§ **Your instructions**:
Find the lines in these entries that include the word "dump" and state how many there are, with no other words.

§ **Task input**:
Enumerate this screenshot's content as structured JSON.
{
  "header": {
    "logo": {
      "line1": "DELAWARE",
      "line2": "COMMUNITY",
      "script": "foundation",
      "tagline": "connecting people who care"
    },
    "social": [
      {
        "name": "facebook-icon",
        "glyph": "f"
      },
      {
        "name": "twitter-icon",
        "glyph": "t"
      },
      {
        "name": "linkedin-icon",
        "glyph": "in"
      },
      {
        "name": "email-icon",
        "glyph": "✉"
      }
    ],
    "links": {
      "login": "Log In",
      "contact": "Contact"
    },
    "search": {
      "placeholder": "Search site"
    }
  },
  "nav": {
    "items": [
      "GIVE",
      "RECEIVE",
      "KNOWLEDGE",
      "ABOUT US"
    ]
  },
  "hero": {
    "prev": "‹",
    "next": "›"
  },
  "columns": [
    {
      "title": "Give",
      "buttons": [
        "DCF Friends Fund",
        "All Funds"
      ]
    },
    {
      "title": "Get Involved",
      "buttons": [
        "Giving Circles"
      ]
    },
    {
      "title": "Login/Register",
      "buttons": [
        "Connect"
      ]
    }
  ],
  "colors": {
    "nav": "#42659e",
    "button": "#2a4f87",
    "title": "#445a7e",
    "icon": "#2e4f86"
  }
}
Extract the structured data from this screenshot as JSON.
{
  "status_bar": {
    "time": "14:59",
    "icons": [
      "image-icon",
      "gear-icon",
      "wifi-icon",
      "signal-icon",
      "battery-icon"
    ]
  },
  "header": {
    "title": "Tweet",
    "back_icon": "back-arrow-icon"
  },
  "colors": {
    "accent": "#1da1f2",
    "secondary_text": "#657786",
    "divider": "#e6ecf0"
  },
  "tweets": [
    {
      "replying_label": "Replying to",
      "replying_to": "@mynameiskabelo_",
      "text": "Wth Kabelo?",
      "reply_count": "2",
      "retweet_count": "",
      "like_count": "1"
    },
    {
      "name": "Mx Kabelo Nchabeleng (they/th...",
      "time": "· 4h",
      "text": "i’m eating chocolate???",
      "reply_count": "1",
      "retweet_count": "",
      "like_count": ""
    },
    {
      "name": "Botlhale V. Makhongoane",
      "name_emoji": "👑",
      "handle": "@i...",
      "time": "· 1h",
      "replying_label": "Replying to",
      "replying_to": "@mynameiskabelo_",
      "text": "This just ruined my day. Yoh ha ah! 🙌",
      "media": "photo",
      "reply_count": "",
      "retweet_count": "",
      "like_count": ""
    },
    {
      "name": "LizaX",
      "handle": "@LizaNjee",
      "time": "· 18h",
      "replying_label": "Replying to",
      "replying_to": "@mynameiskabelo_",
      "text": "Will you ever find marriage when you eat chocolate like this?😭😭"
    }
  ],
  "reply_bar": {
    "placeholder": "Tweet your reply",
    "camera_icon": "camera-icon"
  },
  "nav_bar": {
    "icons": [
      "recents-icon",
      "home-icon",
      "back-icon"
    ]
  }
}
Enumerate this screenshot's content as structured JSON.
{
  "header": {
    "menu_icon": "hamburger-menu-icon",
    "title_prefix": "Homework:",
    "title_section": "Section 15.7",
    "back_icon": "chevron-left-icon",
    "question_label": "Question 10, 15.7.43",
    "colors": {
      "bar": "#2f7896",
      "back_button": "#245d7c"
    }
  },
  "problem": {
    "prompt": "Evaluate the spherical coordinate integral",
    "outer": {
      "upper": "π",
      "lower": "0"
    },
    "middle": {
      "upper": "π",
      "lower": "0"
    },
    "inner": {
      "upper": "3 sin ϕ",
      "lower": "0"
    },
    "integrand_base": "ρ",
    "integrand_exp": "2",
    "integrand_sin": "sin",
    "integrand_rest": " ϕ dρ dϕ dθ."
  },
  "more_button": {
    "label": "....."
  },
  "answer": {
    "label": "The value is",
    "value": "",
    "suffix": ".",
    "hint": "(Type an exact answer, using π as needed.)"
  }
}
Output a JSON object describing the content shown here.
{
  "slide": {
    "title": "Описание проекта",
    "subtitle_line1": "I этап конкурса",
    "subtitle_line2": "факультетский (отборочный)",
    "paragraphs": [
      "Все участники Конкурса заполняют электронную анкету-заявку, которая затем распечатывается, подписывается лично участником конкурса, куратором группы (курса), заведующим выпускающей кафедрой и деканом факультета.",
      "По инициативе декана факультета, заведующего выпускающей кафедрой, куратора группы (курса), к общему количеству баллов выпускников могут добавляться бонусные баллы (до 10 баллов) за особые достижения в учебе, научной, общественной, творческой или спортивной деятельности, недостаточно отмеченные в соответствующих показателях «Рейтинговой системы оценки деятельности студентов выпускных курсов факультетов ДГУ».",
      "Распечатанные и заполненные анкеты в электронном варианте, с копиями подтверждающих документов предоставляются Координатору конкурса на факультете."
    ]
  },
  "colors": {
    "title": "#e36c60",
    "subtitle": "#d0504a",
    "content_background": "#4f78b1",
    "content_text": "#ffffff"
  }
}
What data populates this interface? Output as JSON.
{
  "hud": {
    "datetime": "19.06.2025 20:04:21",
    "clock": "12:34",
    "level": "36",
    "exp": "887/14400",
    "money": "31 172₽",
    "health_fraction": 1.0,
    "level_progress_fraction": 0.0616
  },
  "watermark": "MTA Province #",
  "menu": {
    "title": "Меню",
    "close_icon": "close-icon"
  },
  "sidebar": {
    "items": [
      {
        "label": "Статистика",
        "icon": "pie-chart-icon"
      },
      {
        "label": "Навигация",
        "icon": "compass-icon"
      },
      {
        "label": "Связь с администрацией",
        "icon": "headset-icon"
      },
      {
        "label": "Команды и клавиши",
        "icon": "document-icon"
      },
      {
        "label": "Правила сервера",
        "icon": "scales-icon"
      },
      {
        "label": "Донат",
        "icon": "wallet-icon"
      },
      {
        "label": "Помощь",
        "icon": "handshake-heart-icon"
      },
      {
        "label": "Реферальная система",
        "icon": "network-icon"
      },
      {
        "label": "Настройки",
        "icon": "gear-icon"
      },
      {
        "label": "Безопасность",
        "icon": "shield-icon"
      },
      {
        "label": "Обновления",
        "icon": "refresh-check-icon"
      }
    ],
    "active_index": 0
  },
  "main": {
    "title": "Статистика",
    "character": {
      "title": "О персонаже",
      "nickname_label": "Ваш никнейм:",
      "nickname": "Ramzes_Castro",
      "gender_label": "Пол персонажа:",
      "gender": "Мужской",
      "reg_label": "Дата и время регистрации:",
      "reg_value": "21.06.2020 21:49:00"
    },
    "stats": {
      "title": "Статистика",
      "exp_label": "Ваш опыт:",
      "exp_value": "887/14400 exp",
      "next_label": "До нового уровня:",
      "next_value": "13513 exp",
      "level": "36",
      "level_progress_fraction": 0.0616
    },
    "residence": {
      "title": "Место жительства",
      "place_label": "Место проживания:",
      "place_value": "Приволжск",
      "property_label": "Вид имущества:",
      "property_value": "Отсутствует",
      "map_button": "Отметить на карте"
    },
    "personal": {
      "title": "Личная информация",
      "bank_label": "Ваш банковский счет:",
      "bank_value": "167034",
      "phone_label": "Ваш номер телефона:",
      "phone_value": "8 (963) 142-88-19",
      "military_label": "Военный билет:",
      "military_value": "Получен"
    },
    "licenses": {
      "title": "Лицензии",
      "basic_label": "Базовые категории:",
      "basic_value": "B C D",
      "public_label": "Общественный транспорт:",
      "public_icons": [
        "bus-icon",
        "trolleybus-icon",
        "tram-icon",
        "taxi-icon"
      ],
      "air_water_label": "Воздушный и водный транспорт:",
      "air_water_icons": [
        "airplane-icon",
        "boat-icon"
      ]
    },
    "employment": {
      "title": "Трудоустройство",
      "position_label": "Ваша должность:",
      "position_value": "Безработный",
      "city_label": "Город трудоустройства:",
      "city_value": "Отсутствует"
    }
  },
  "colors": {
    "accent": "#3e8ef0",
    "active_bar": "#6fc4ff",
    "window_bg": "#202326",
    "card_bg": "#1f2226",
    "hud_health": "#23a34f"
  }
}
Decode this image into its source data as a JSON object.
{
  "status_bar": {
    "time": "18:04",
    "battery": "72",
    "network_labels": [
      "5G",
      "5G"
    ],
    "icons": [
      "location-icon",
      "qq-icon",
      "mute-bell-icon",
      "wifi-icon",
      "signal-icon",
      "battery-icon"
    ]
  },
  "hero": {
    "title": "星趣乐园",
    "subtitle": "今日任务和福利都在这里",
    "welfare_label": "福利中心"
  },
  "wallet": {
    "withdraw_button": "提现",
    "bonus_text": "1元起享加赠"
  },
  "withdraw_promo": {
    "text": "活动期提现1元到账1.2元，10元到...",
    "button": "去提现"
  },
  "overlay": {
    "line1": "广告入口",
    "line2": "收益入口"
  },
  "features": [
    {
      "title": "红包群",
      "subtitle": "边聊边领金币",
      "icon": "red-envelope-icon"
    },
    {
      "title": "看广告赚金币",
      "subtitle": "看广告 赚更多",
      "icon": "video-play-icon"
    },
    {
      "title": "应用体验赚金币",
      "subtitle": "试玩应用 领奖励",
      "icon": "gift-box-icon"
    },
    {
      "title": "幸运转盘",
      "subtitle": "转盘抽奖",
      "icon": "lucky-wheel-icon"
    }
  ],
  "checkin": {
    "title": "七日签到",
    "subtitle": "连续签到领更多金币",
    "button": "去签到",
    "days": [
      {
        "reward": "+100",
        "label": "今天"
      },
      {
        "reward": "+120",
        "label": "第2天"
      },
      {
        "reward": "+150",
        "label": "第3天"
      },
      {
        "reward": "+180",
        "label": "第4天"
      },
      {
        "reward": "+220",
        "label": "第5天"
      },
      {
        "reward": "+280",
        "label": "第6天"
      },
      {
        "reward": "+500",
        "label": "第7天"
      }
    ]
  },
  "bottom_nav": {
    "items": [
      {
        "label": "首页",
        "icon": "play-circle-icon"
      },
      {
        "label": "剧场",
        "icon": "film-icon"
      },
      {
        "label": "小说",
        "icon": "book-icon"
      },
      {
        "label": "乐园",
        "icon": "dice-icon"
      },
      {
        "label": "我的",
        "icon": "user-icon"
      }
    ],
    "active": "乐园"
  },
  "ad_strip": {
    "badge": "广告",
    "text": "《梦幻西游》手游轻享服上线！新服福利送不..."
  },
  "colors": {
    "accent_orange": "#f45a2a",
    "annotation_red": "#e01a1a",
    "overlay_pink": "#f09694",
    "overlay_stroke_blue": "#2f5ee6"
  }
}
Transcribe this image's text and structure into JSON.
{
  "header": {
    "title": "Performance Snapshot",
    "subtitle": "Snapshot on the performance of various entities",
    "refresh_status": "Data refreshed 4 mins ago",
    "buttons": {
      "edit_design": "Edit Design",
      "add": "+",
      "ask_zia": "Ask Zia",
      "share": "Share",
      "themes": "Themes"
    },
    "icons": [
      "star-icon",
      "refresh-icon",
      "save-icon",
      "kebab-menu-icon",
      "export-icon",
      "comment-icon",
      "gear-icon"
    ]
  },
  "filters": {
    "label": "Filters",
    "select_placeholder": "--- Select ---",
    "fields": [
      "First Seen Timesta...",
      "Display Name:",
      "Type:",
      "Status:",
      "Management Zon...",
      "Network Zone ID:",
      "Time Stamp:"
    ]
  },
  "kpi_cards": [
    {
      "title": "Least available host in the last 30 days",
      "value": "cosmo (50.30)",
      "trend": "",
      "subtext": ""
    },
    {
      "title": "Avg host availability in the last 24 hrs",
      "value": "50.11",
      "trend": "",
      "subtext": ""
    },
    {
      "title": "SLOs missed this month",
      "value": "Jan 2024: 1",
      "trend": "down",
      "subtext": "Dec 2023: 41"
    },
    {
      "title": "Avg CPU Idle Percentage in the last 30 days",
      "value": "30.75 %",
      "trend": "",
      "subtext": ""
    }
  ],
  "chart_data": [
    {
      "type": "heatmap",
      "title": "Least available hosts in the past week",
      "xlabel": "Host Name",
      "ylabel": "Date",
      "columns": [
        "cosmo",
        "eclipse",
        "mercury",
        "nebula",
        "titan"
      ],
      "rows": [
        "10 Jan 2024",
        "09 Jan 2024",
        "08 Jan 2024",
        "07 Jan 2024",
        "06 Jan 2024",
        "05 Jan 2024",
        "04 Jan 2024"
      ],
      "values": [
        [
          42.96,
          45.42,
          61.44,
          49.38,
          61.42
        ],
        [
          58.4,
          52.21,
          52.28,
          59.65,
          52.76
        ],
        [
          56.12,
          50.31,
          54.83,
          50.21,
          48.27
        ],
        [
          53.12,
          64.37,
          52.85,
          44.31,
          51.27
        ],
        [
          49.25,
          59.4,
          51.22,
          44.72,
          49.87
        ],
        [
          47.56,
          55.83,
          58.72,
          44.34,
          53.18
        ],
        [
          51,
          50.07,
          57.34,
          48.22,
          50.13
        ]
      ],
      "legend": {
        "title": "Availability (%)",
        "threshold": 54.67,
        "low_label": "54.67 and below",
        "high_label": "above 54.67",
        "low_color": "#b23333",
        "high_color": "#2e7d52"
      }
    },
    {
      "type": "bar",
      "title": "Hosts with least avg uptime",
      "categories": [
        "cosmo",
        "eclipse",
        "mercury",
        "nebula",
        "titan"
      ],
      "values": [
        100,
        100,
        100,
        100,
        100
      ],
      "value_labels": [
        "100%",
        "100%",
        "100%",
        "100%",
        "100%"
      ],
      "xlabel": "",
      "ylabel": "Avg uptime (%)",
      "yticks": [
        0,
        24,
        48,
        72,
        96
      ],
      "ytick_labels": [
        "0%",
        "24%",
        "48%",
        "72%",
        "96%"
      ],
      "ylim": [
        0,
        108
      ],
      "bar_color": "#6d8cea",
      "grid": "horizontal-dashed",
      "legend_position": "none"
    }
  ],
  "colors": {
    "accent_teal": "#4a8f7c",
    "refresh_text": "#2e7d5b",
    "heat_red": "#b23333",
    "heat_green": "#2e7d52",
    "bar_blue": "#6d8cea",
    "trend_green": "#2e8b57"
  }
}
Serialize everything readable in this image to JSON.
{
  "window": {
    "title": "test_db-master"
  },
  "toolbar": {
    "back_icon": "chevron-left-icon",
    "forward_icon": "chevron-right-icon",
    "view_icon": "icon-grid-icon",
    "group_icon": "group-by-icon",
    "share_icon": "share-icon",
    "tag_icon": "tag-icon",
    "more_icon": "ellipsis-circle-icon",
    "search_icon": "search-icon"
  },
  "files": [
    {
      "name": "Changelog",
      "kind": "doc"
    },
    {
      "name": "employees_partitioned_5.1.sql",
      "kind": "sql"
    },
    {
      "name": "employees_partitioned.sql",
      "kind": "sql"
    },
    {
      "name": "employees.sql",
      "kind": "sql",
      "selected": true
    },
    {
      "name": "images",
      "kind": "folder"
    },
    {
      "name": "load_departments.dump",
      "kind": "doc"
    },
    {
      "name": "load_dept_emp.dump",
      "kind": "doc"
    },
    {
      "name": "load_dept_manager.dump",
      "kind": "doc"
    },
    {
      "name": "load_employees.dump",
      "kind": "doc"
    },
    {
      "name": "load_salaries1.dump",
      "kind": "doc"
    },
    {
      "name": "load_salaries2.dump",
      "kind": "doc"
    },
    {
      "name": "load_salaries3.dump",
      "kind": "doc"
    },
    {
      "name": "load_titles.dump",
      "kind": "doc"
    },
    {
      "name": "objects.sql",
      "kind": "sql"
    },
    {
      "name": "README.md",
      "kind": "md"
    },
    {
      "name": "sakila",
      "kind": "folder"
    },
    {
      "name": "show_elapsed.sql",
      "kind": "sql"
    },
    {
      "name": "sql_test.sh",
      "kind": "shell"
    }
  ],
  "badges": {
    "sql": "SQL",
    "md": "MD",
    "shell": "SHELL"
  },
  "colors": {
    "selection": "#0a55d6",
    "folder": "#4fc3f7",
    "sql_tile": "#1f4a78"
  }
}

§ **Written answer**:
8